Inside this issue
Landscape photography is an expression of the unique relationship of the photographer with the land. My photography is an attempt to communicate the intimacy of that relationship and in so doing, stir the emotions and touch the spirit.
My images combine an early love of drawing and painting with a long-standing passion for photographing the landscape. An important part of my portfolio continues to be about the interaction between water and light in, but I’m also experimenting with movement on land and even my own progress on foot through the landscape. Website
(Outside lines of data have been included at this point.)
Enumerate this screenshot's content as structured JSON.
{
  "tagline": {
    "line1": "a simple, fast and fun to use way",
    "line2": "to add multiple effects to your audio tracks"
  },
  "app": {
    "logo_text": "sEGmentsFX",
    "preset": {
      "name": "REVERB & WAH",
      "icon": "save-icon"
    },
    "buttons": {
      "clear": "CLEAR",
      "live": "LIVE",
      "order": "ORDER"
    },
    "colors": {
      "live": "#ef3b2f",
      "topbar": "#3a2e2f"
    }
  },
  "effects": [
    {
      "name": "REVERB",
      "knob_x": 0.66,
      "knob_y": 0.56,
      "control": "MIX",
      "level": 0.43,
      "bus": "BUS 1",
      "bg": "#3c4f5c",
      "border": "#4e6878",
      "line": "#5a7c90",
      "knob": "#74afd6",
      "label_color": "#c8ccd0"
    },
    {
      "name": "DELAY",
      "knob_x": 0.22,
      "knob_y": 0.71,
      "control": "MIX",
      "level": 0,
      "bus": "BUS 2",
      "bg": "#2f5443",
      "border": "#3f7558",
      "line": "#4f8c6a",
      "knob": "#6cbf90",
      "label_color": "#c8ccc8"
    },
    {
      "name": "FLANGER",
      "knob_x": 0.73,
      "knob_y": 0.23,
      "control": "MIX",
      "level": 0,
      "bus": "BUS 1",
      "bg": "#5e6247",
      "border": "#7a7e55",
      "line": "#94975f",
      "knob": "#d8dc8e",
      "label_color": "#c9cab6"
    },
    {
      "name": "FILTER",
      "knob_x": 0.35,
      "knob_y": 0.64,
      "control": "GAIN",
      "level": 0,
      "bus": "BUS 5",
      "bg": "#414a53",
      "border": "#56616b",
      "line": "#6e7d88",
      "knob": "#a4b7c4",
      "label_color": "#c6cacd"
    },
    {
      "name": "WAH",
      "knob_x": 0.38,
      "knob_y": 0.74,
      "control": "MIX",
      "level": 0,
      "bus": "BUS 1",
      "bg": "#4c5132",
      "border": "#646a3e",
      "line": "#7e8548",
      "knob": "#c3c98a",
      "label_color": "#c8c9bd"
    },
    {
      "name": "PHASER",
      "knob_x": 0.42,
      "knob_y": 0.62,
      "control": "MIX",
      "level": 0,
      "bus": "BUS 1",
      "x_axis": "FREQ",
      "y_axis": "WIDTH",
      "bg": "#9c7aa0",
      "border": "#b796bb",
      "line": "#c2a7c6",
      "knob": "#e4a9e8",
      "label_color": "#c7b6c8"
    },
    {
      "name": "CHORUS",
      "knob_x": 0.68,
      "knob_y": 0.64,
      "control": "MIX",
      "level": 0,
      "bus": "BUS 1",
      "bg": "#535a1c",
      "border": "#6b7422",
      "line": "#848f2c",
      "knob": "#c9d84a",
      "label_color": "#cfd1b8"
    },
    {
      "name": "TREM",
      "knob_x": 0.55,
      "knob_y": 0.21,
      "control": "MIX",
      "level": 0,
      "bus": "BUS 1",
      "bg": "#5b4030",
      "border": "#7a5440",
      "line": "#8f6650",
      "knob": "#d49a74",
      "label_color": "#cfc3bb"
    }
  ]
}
Hillary Younger returned to her native Tasmania after an extended period of travelling and living overseas. Drawn back by the island’s wilderness areas which she had previously explored on horseback and on foot, a new passion for photography emerged. Remote places and their people still call to her, and have started to open up new avenues.
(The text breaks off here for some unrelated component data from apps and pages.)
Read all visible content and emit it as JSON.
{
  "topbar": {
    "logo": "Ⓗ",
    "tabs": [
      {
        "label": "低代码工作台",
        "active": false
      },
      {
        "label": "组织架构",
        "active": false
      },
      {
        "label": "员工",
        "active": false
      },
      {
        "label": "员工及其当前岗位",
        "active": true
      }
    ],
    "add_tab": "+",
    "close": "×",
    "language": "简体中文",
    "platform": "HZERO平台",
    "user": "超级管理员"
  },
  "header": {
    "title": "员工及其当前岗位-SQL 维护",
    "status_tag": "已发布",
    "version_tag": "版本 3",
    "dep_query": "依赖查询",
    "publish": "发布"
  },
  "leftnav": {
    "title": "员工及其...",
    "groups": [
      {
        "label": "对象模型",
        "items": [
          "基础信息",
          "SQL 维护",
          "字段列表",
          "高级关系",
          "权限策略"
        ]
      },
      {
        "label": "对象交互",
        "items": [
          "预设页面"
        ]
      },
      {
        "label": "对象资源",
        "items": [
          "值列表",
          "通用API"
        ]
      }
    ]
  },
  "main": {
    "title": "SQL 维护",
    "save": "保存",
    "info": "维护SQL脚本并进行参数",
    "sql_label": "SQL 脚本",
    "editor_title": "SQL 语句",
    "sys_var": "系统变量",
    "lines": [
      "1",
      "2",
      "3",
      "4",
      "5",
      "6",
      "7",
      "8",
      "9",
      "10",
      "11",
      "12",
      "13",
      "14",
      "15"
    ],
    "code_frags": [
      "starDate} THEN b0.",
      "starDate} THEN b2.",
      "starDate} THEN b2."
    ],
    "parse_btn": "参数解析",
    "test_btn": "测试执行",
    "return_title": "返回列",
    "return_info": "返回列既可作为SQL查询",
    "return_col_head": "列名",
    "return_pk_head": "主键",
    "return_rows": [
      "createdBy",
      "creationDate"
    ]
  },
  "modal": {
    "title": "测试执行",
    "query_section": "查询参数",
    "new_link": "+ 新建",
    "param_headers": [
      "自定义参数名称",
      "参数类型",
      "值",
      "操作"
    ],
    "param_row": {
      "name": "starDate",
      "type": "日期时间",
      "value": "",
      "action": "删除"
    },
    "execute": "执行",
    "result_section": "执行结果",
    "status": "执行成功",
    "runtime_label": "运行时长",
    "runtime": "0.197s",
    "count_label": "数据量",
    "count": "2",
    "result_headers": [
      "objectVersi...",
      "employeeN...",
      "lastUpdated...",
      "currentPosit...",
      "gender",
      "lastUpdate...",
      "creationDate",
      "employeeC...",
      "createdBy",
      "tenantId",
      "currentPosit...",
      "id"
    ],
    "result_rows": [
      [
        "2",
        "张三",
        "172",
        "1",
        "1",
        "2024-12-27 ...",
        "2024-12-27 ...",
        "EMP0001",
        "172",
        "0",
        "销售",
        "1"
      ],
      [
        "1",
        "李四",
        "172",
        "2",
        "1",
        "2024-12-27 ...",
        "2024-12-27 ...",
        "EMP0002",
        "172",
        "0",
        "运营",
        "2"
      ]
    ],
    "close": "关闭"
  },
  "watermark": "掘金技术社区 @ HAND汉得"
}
Can you start by telling me a little about your background – your education, childhood passions and vocation?
I was born and grew up in rural Tasmania. Obsessed with horses from the outset, and totally at home in wild places. Riding almost before I could walk. Given my first horse just before I turned four years old. And even then, loving to be alone in the bush, on my horse. And so an intimacy with the natural world developed and was nurtured from an early age. Wild places were easy to access for me then. There were temperate rain forests, beaches, coastal moorlands, where I could ride. And it was a world where there was also less paranoia, with parents who were not afraid to let their child explore even if that meant the bruises that went along with the risks.
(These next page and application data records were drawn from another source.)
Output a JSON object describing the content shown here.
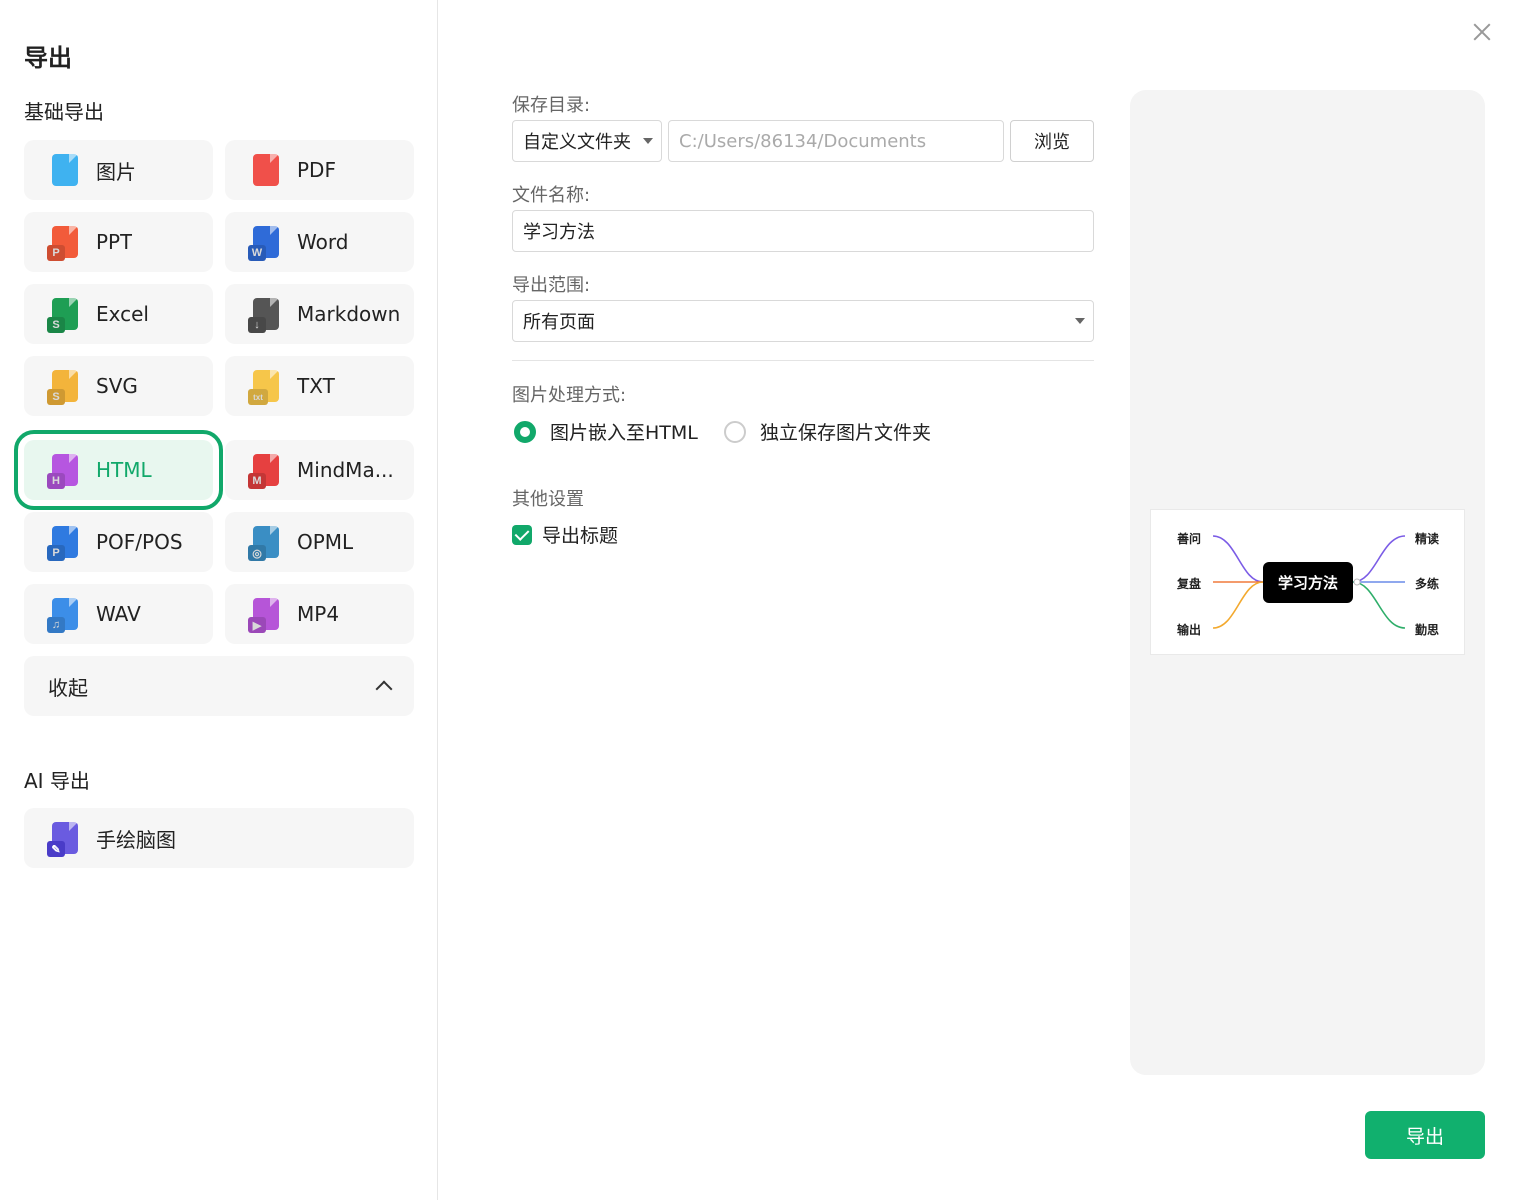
{
  "dialog": {
    "title": "导出",
    "close_icon": "close-icon"
  },
  "sidebar": {
    "basic_section_title": "基础导出",
    "formats": [
      {
        "label": "图片",
        "icon": "image-file-icon",
        "color": "#3fb2f0",
        "badge": ""
      },
      {
        "label": "PDF",
        "icon": "pdf-file-icon",
        "color": "#f0504a",
        "badge": ""
      },
      {
        "label": "PPT",
        "icon": "ppt-file-icon",
        "color": "#f25b3a",
        "badge": "P"
      },
      {
        "label": "Word",
        "icon": "word-file-icon",
        "color": "#2f6bd8",
        "badge": "W"
      },
      {
        "label": "Excel",
        "icon": "excel-file-icon",
        "color": "#1e9e54",
        "badge": "S"
      },
      {
        "label": "Markdown",
        "icon": "markdown-file-icon",
        "color": "#555555",
        "badge": "↓"
      },
      {
        "label": "SVG",
        "icon": "svg-file-icon",
        "color": "#f3b43b",
        "badge": "S"
      },
      {
        "label": "TXT",
        "icon": "txt-file-icon",
        "color": "#f6c64a",
        "badge": "txt"
      },
      {
        "label": "HTML",
        "icon": "html-file-icon",
        "color": "#b656e0",
        "badge": "H",
        "selected": true
      },
      {
        "label": "MindMa...",
        "icon": "mindmanager-file-icon",
        "color": "#e64040",
        "badge": "M"
      },
      {
        "label": "POF/POS",
        "icon": "pof-file-icon",
        "color": "#2f7ae0",
        "badge": "P"
      },
      {
        "label": "OPML",
        "icon": "opml-file-icon",
        "color": "#3a8ec4",
        "badge": "◎"
      },
      {
        "label": "WAV",
        "icon": "wav-file-icon",
        "color": "#3c8ee8",
        "badge": "♫"
      },
      {
        "label": "MP4",
        "icon": "mp4-file-icon",
        "color": "#b655d8",
        "badge": "▶"
      }
    ],
    "collapse_label": "收起",
    "ai_section_title": "AI 导出",
    "ai_items": [
      {
        "label": "手绘脑图",
        "icon": "hand-drawn-mindmap-icon",
        "color": "#6a5be0"
      }
    ]
  },
  "form": {
    "save_dir_label": "保存目录:",
    "save_dir_select": "自定义文件夹",
    "save_dir_path_placeholder": "C:/Users/86134/Documents",
    "browse_label": "浏览",
    "filename_label": "文件名称:",
    "filename_value": "学习方法",
    "range_label": "导出范围:",
    "range_value": "所有页面",
    "image_mode_label": "图片处理方式:",
    "image_mode_options": [
      {
        "label": "图片嵌入至HTML",
        "checked": true
      },
      {
        "label": "独立保存图片文件夹",
        "checked": false
      }
    ],
    "other_settings_label": "其他设置",
    "export_title_label": "导出标题",
    "export_title_checked": true
  },
  "preview": {
    "root": "学习方法",
    "left_nodes": [
      "善问",
      "复盘",
      "输出"
    ],
    "right_nodes": [
      "精读",
      "多练",
      "勤思"
    ],
    "branch_colors": {
      "purple": "#7b5ce6",
      "orange": "#f07a3c",
      "amber": "#f3a92e",
      "blue": "#6a8ce8",
      "green": "#2fae6a"
    }
  },
  "footer": {
    "export_label": "导出"
  },
  "colors": {
    "accent": "#11a86a",
    "selected_bg": "#e8f7ef",
    "button_bg": "#f6f6f6"
  }
}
And so the natural world, wilderness, became for me a place where I am at peace, and from which I derive intense joy. It is not surprising then, that my ‘other’ passion, alongside landscape photography, is hiking in the wild, sleeping on the ground, hearing the sounds of birds, wind and sea.
I also grew up an idealist. In the wake of the 60’s, which came ten years late to Tasmania, being behind the times as we have tended to be. So my adolescence and early adulthood was informed by an aura of optimism, and a belief that we could change the world for the better. In that atmosphere, I embarked on a journey of both self and world discovery.
In 1982, I decided to experience life in a different, non-western culture, and lived in Nepal for a year. This was a life-changer. I developed a love of the mountains, the himalayan people and cultures, particularly the Tibetan culture. It is when I first heard of ‘Little Tibet’ or Ladakh, as the enclave of Tibetan culture not ravaged by the Chinese. And it is when I became a Tibetan Buddhist, which I remain.